If you are dealing with potential customers, employers or friends, don’t ask them for directions.  Google Maps or any map site will create easy directions for you.

Google Maps


Let me know YOUR favorite map software or resource for directions!  Also, I’d love any “directions” horror stories.

The Tardy Social Network

October 22, 2010 Leave a comment

I am the recuiter for our company. I get invitations on LinkedIn all day from people currently seeking career opportunities.

Wanna know which ones I pay most attention to? The ones NOT currently looking. There. I said it.

Why on Earth don’t people understand this basic rule. Ready?
Build your network now. Befor you need it. Otherwise it feels needy amd dirty.

The goal of a network is to help EACH OTHER. Only working to build your network after you need it says, ” I need all of you to stop and focus on me. Who cares that I have done absolutely mothing to help YOU in the last X number of days, years or decades.”

Build a network and GIVE to it.  You have some expertise that people care about. Someday you will get to reap the benefits and receive.

Categories: Job Search Tips

LinkedIn Job Searching Tips- Part 2

August 13, 2010 1 comment

LinkedIn Job Search Tips Part 2

I recently published a blog entry LinkedIn Job Searching Tips if you’re on a career search.  Here is the second set of recommendations.  Get to work.  It’s your network.

  • Join some Groups and get in on discussions!   Many of the Groups now have job boards, as well.  These are free to the employer, so you will see different jobs than what you see on the paid jobs listing. 


  • Ask a question, answer questions. The LinkedIn Answers feature is an opportunity to give and receive value with your network on a more frequent basis than introductions.  Social media is about helping people get business done and can lead to some great relationships. 


  • Update your status.  Talk about things for which you want to be known.  If you are looking for a position as a cost accountant, maybe send out a link to an article that would interest CFOs. 



  • Make your Profile on LinkedIN publicly searchable via Google and other engines:  A well crafted LinkedIn profile can by all means make a great business card. By default, your profile is hidden and won’t appear in Google searches unless you change its settings. That means that only LinkedIn members can view your details and not the entire world.  Recruiters use Google, so you should definitely edit this.
  • Add substance to your Summary.
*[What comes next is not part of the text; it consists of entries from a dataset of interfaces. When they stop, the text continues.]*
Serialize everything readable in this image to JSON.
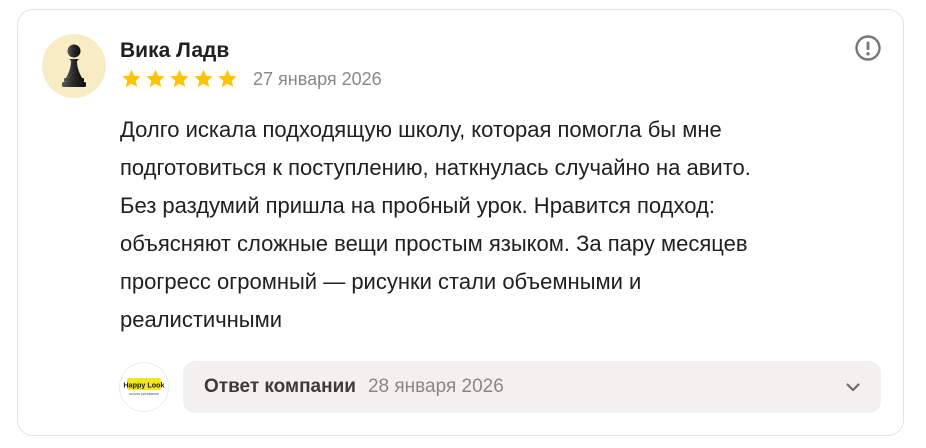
{
  "review": {
    "author": "Вика Ладв",
    "rating": 5,
    "date": "27 января 2026",
    "text": "Долго искала подходящую школу, которая помогла бы мне\nподготовиться к поступлению, наткнулась случайно на авито.\nБез раздумий пришла на пробный урок. Нравится подход:\nобъясняют сложные вещи простым языком. За пару месяцев\nпрогресс огромный — рисунки стали объемными и\nреалистичными"
  },
  "icons": {
    "avatar": "chess-pawn-icon",
    "star": "star-icon",
    "report": "exclamation-circle-icon",
    "expand": "chevron-down-icon"
  },
  "company_reply": {
    "logo_text": "Happy Look",
    "logo_subtext": "школа рисования",
    "label": "Ответ компании",
    "date": "28 января 2026"
  },
  "colors": {
    "star": "#ffc300",
    "card_border": "#e3e3e3",
    "reply_background": "#f2f1f0",
    "secondary_text": "#8a8784",
    "logo_yellow": "#f3e51e"
  }
}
This is your personal elevator pitch. Update your profile regularly!  This sends a message to your contacts and keeps you and your company in front of them. 
    • First login to LinkedIn
    • Then open the My Profile tab
    • Now hit Edit My Public Profile (on the right)
    • Check all items you’d like to make public.  I recommend sharing anything professional. 
    • Hit Save Change. Your Linked profile is now public.
  • Add website links, activities, interests and awards. Nobody will brag about you except YOU.  Do it.   You should list your company web site (check with your marketing department to see what key words to use for the hyperlink, your blog, if you have one, and maybe a URL of a favorite blog of yours- your company would be very happy for you to link to them).


  • Rinse and Repeat.  Every time you do “something” on LinkedIn, it creates a status update that all of your connections will see.  This is a great way to keep your name in front of them without calling and saying, “Don’t forget that I’m looking for a career move!”  Adding some connections each day is better than adding 500 in one day.  It will spread out the activity and keep you in front of your contacts.


Remember, the best time to build your network is when you are working and you have live fresh reasons to connect with prospects, vendors, colleagues, etc.   But, if you haven’t done a good job of that and now need to network for a position, don’t delay.  Make building your network something you do regularly.  It’s that vital.

If you’ve followed these instructions and some of the navigation has changed, please make a comment and I’ll correct!  They are changing this stuff pretty regularly!